Halaman 115 - Ye fields of Cambridge, our dear Cambridge, say, Have ye not seen us walking every day? Was there a tree about which did not know The love betwixt us two? Henceforth, ye gentle trees, for ever fade ; Or your sad branches thicker join, And into darksome shades combine, Dark as the grave wherein my friend is laid...
Halaman 97 - As in the ark, join'd without force or strife, All creatures dwelt ; all creatures that had life. Or as the primitive forms of all (If we compare great things with small) Which without discord or confusion lie, In that strange mirror of the Deity.
Halaman 73 - Rumour can ope the grave; Acquaintance I would have ; but when 't depends Not on the number, but the choice of friends. Books should, not business, entertain the light, And sleep, as undisturbed as death, the night.
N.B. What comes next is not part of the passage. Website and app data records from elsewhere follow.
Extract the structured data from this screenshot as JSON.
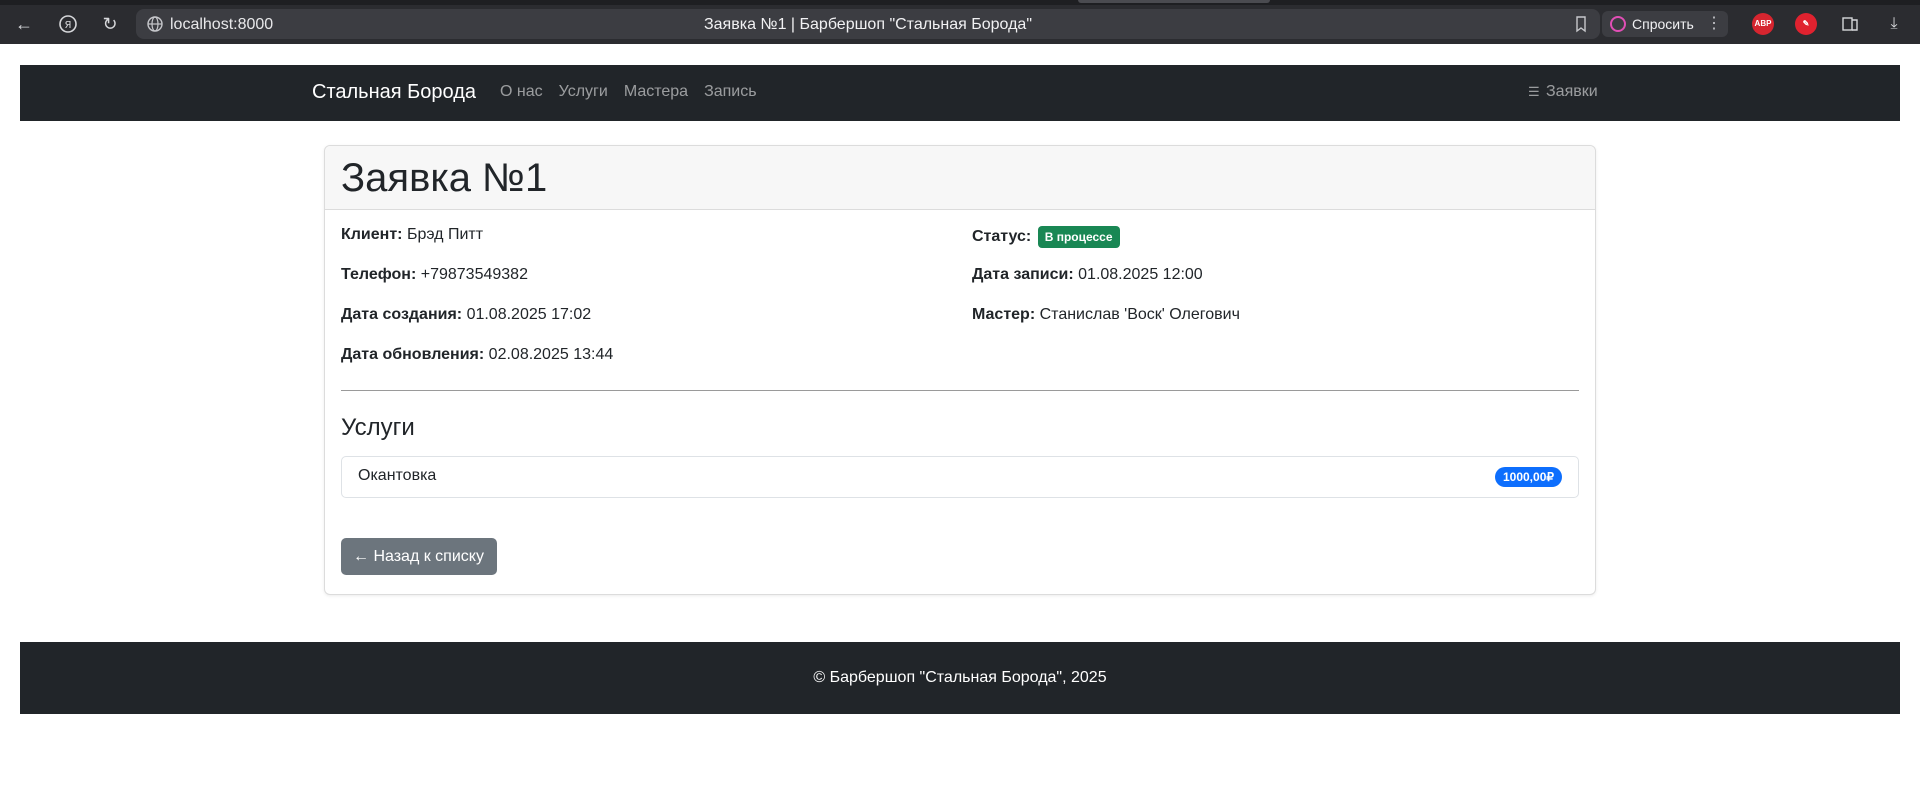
{
  "browser": {
    "url": "localhost:8000",
    "tab_title": "Заявка №1 | Барбершоп \"Стальная Борода\"",
    "ask_label": "Спросить",
    "ext_abp": "ABP"
  },
  "navbar": {
    "brand": "Стальная Борода",
    "links": [
      "О нас",
      "Услуги",
      "Мастера",
      "Запись"
    ],
    "right_link": "Заявки"
  },
  "order": {
    "title": "Заявка №1",
    "client_label": "Клиент:",
    "client": "Брэд Питт",
    "phone_label": "Телефон:",
    "phone": "+79873549382",
    "created_label": "Дата создания:",
    "created": "01.08.2025 17:02",
    "updated_label": "Дата обновления:",
    "updated": "02.08.2025 13:44",
    "status_label": "Статус:",
    "status": "В процессе",
    "appointment_label": "Дата записи:",
    "appointment": "01.08.2025 12:00",
    "master_label": "Мастер:",
    "master": "Станислав 'Воск' Олегович"
  },
  "services": {
    "title": "Услуги",
    "items": [
      {
        "name": "Окантовка",
        "price": "1000,00₽"
      }
    ]
  },
  "back_button": "← Назад к списку",
  "footer": "© Барбершоп \"Стальная Борода\", 2025",
  "colors": {
    "navbar_bg": "#212529",
    "status_badge": "#198754",
    "price_badge": "#0d6efd",
    "back_button": "#6c757d"
  }
}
Halaman 19 - Hebron, because it is the custom of heroic poets (as we see by the examples of Homer and Virgil, whom we should do ill to forsake to imitate others) never to come to the full end of their story ; but...
Halaman 136 - THE thirsty earth soaks up the rain, And drinks and gapes for drink again; The plants suck in the earth, and are With constant drinking fresh and fair; The sea itself (which one would think Should have but little need of drink) Drinks ten thousand rivers up, So fill'd that they o'erflow the cup.
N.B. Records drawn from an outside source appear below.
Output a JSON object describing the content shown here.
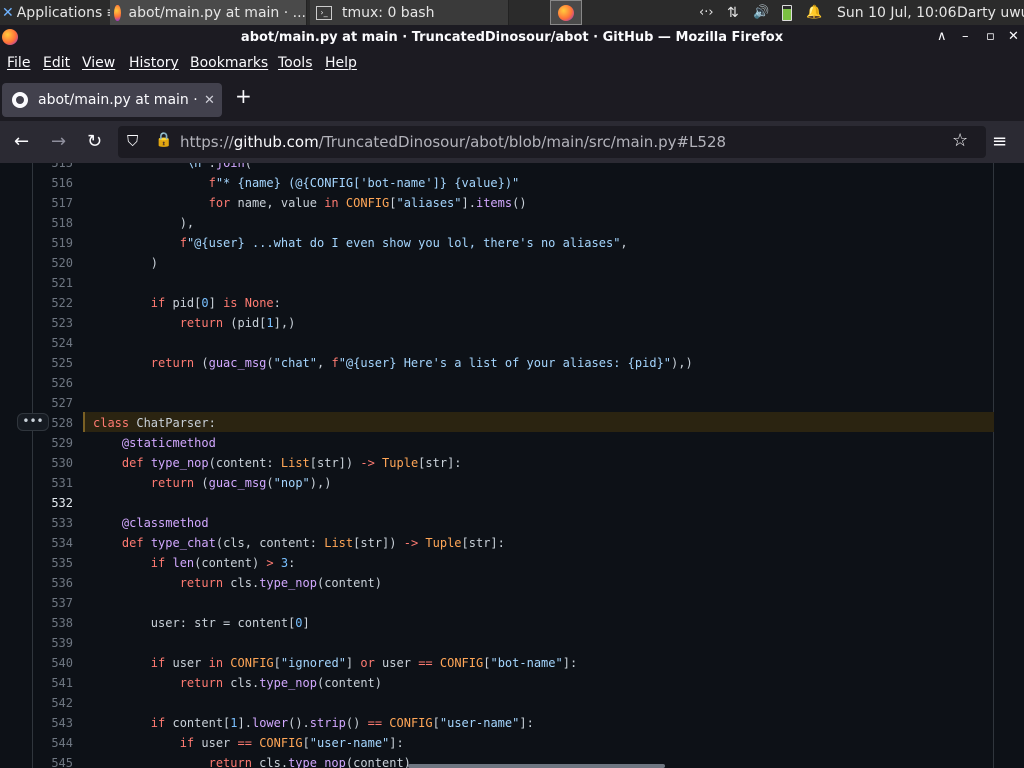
{
  "taskbar": {
    "applications": "Applications",
    "sep": "≡",
    "window1": "abot/main.py at main · ...",
    "window2": "tmux: 0 bash",
    "network": "‹·›",
    "datetime": "Sun 10 Jul, 10:06",
    "user": "Darty uwu"
  },
  "browser": {
    "window_title": "abot/main.py at main · TruncatedDinosour/abot · GitHub — Mozilla Firefox",
    "menu": [
      "File",
      "Edit",
      "View",
      "History",
      "Bookmarks",
      "Tools",
      "Help"
    ],
    "tab_title": "abot/main.py at main · Tr",
    "new_tab": "+",
    "url_scheme": "https://",
    "url_host": "github.com",
    "url_path": "/TruncatedDinosour/abot/blob/main/src/main.py#L528"
  },
  "code": {
    "expand_button": "•••",
    "current_line": 532,
    "highlighted_line": 528,
    "lines": [
      {
        "n": "515",
        "t": "            \"\\n\".join("
      },
      {
        "n": "516",
        "t": "                f\"* {name} (@{CONFIG['bot-name']} {value})\""
      },
      {
        "n": "517",
        "t": "                for name, value in CONFIG[\"aliases\"].items()"
      },
      {
        "n": "518",
        "t": "            ),"
      },
      {
        "n": "519",
        "t": "            f\"@{user} ...what do I even show you lol, there's no aliases\","
      },
      {
        "n": "520",
        "t": "        )"
      },
      {
        "n": "521",
        "t": ""
      },
      {
        "n": "522",
        "t": "        if pid[0] is None:"
      },
      {
        "n": "523",
        "t": "            return (pid[1],)"
      },
      {
        "n": "524",
        "t": ""
      },
      {
        "n": "525",
        "t": "        return (guac_msg(\"chat\", f\"@{user} Here's a list of your aliases: {pid}\"),)"
      },
      {
        "n": "526",
        "t": ""
      },
      {
        "n": "527",
        "t": ""
      },
      {
        "n": "528",
        "t": "class ChatParser:"
      },
      {
        "n": "529",
        "t": "    @staticmethod"
      },
      {
        "n": "530",
        "t": "    def type_nop(content: List[str]) -> Tuple[str]:"
      },
      {
        "n": "531",
        "t": "        return (guac_msg(\"nop\"),)"
      },
      {
        "n": "532",
        "t": ""
      },
      {
        "n": "533",
        "t": "    @classmethod"
      },
      {
        "n": "534",
        "t": "    def type_chat(cls, content: List[str]) -> Tuple[str]:"
      },
      {
        "n": "535",
        "t": "        if len(content) > 3:"
      },
      {
        "n": "536",
        "t": "            return cls.type_nop(content)"
      },
      {
        "n": "537",
        "t": ""
      },
      {
        "n": "538",
        "t": "        user: str = content[0]"
      },
      {
        "n": "539",
        "t": ""
      },
      {
        "n": "540",
        "t": "        if user in CONFIG[\"ignored\"] or user == CONFIG[\"bot-name\"]:"
      },
      {
        "n": "541",
        "t": "            return cls.type_nop(content)"
      },
      {
        "n": "542",
        "t": ""
      },
      {
        "n": "543",
        "t": "        if content[1].lower().strip() == CONFIG[\"user-name\"]:"
      },
      {
        "n": "544",
        "t": "            if user == CONFIG[\"user-name\"]:"
      },
      {
        "n": "545",
        "t": "                return cls.type_nop(content)"
      }
    ]
  }
}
Halaman 235 - I descend to the grave May I a small house and large garden have; And a few friends, and many books, both true, Both wise, and both delightful too!
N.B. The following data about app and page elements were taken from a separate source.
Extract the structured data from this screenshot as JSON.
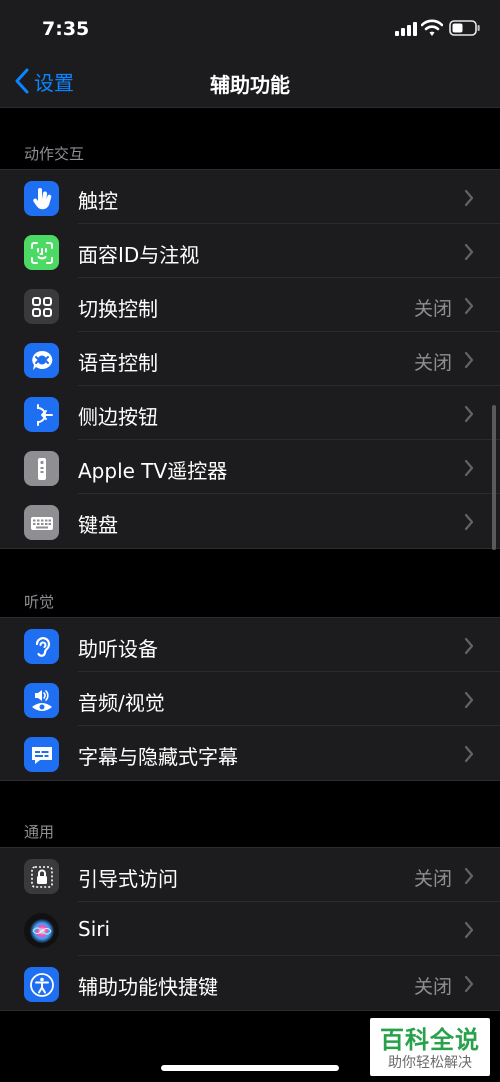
{
  "status_bar": {
    "time": "7:35"
  },
  "nav": {
    "back_label": "设置",
    "title": "辅助功能"
  },
  "sections": [
    {
      "header": "动作交互",
      "items": [
        {
          "label": "触控",
          "value": "",
          "icon": "hand-touch-icon",
          "icon_bg": "#1f6ff2"
        },
        {
          "label": "面容ID与注视",
          "value": "",
          "icon": "face-id-icon",
          "icon_bg": "#4cd964"
        },
        {
          "label": "切换控制",
          "value": "关闭",
          "icon": "switch-control-icon",
          "icon_bg": "#3a3a3c"
        },
        {
          "label": "语音控制",
          "value": "关闭",
          "icon": "voice-control-icon",
          "icon_bg": "#1f6ff2"
        },
        {
          "label": "侧边按钮",
          "value": "",
          "icon": "side-button-icon",
          "icon_bg": "#1f6ff2"
        },
        {
          "label": "Apple TV遥控器",
          "value": "",
          "icon": "tv-remote-icon",
          "icon_bg": "#8e8e93"
        },
        {
          "label": "键盘",
          "value": "",
          "icon": "keyboard-icon",
          "icon_bg": "#8e8e93"
        }
      ]
    },
    {
      "header": "听觉",
      "items": [
        {
          "label": "助听设备",
          "value": "",
          "icon": "ear-icon",
          "icon_bg": "#1f6ff2"
        },
        {
          "label": "音频/视觉",
          "value": "",
          "icon": "audio-visual-icon",
          "icon_bg": "#1f6ff2"
        },
        {
          "label": "字幕与隐藏式字幕",
          "value": "",
          "icon": "subtitles-icon",
          "icon_bg": "#1f6ff2"
        }
      ]
    },
    {
      "header": "通用",
      "items": [
        {
          "label": "引导式访问",
          "value": "关闭",
          "icon": "guided-access-lock-icon",
          "icon_bg": "#3a3a3c"
        },
        {
          "label": "Siri",
          "value": "",
          "icon": "siri-icon",
          "icon_bg": "#111111"
        },
        {
          "label": "辅助功能快捷键",
          "value": "关闭",
          "icon": "accessibility-icon",
          "icon_bg": "#1f6ff2"
        }
      ]
    }
  ],
  "watermark": {
    "title": "百科全说",
    "subtitle": "助你轻松解决"
  },
  "colors": {
    "accent": "#0a84ff",
    "background": "#000000",
    "cell": "#1c1c1e",
    "secondary_text": "#8e8e93"
  }
}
Halaman 202 - Must not from others' work a copy take ; No, not from Rubens or Vandyke ; Much less content himself to make it like Th' ideas and the images which lie In his own fancy, or his memory. No, he before his sight must place The natural and living face ; The real object must command Each judgment of his eye, and motion of his hand.
Halaman 22 - But to us who have no need of them, to us who deride their folly and are wearied with their impertinencies, they ought to appear no better arguments for verse than those of their worthy successors, the knights errant.
Halaman 141 - A MIGHTY pain to love it is, And 'tis a pain that pain to miss ; But, of all pains, the greatest pain It is to love, but love in vain.